Peanut Gallery: Alex Lustenberg
Program length: 1:23:16
Subject: Graphics Cards | July 30, 2018 - 03:32 PM | Ken Addison
Tagged: nvidia, geforce, gaming celebration, gamescom, cologne
Earlier today, NVIDIA announced the GeForce Gaming Celebration, taking place August 20th-21st, in Cologne, Germany.
NVIDIA promises that this open to the public event taking place before the Gamescom convention "will be loaded with new, exclusive, hands-on demos of the hottest upcoming games, stage presentations from the world’s biggest game developers, and some spectacular surprises."
For any readers that might be in the area and interested in attending, first come first served registration can be found here. For readers outside of the area, the event will also be live streamed.
PC Perspective will be attending the event, so stay tuned for more news and details! We can't possibly imagine what NVIDIA could be getting ready to announce.
Subject: Graphics Cards | July 22, 2018 - 03:10 PM | Scott Michaud

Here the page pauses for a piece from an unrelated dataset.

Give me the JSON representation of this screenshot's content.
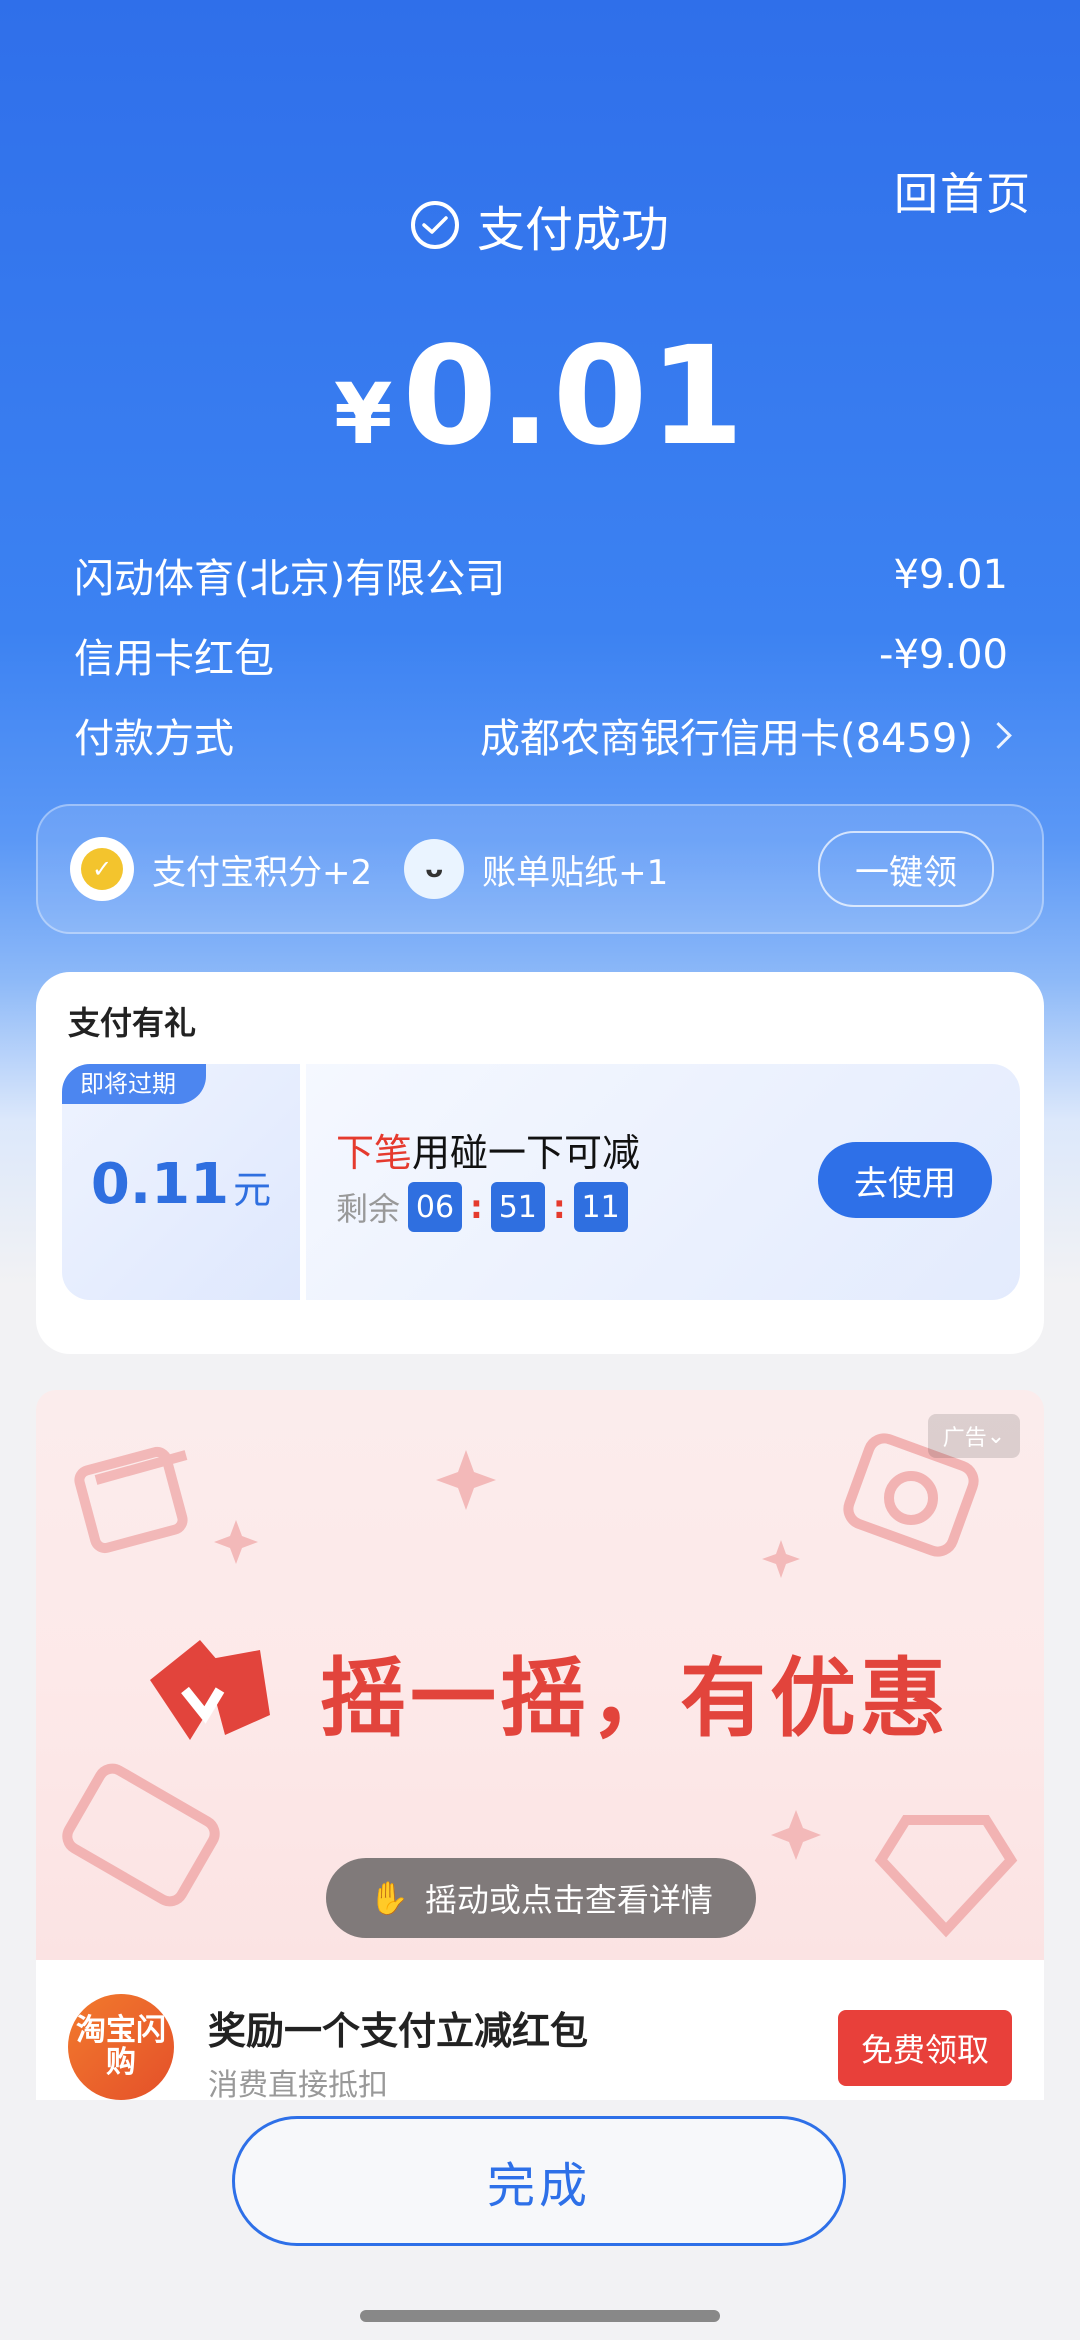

Tagged: nvidia, gtx 1170, geforce
Take these numbers with a grain of salt, but WCCFTech has published what they claim is leaked GeForce GTX 1170 benchmarks, found “on Polish hardware forums”. If true, the results show that the graphics card, which would be below the GTX 1180 in performance, is still above the enthusiast-tier GTX 1080 Ti (at least on 3DMark FireStrike). It also suggests that both the GPU core and 16GB of memory are running at ~2.5 GHz.

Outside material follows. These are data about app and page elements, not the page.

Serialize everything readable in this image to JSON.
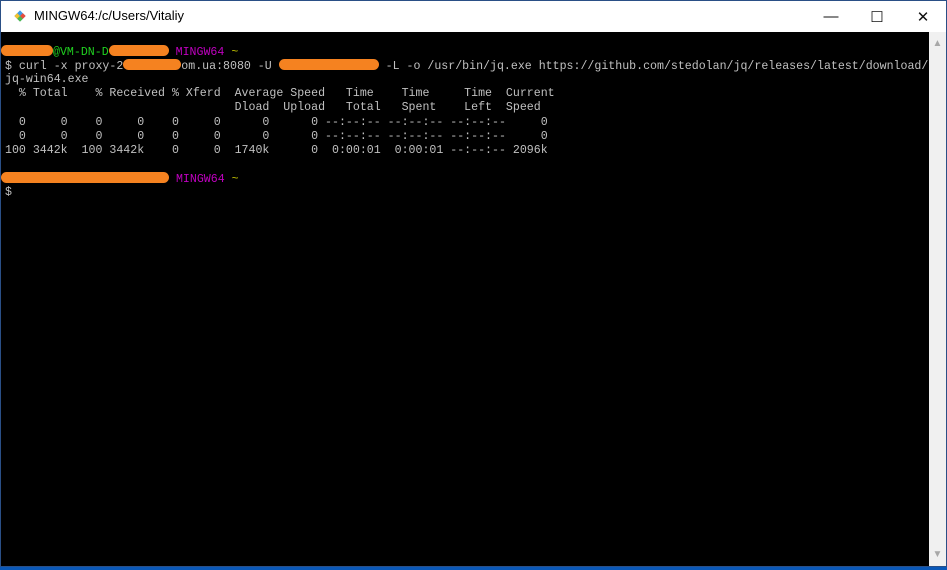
{
  "window": {
    "title": "MINGW64:/c/Users/Vitaliy",
    "minimize": "—",
    "maximize": "☐",
    "close": "✕"
  },
  "terminal": {
    "prompt1": {
      "at_host": "@VM-DN-D",
      "shell": "MINGW64",
      "path": "~"
    },
    "cmd": {
      "p1": "$ curl -x proxy-2",
      "p2": "om.ua:8080 -U ",
      "p3": " -L -o /usr/bin/jq.exe https://github.com/stedolan/jq/releases/latest/download/",
      "wrap": "jq-win64.exe"
    },
    "header1": "  % Total    % Received % Xferd  Average Speed   Time    Time     Time  Current",
    "header2": "                                 Dload  Upload   Total   Spent    Left  Speed",
    "rows": [
      "  0     0    0     0    0     0      0      0 --:--:-- --:--:-- --:--:--     0",
      "  0     0    0     0    0     0      0      0 --:--:-- --:--:-- --:--:--     0",
      "100 3442k  100 3442k    0     0  1740k      0  0:00:01  0:00:01 --:--:-- 2096k"
    ],
    "prompt2": {
      "shell": "MINGW64",
      "path": "~"
    },
    "cursor_prompt": "$"
  },
  "colors": {
    "redaction": "#f58220",
    "user_host": "#20d020",
    "shell": "#c000c0",
    "path": "#b8b800"
  }
}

Image Credit: “Polish Hardware Forums” via WCCFTech
So not only would the GTX 1180 be above the GTX 1080 Ti… but the GTX 1170 apparently is too? Also… 16GB on the second-tier card? Yikes.
Beyond the raw performance, new architectures also give NVIDIA the chance to add new features directly to the silicon. That said, FireStrike is an old-enough benchmark that it won’t take advantage of tweaks for new features, like NVIDIA RTX, so those should be above-and-beyond the increase seen in the score.
Don’t trust every screenshot you see…
Again, if this is true. The source is a picture of a computer monitor, which begs the question, “Why didn’t they just screenshot it?” Beyond that, it’s easy to make a website say whatever you want with the F12 developer tools of any mainstream web browser these days… as I’ve demonstrated in the image above.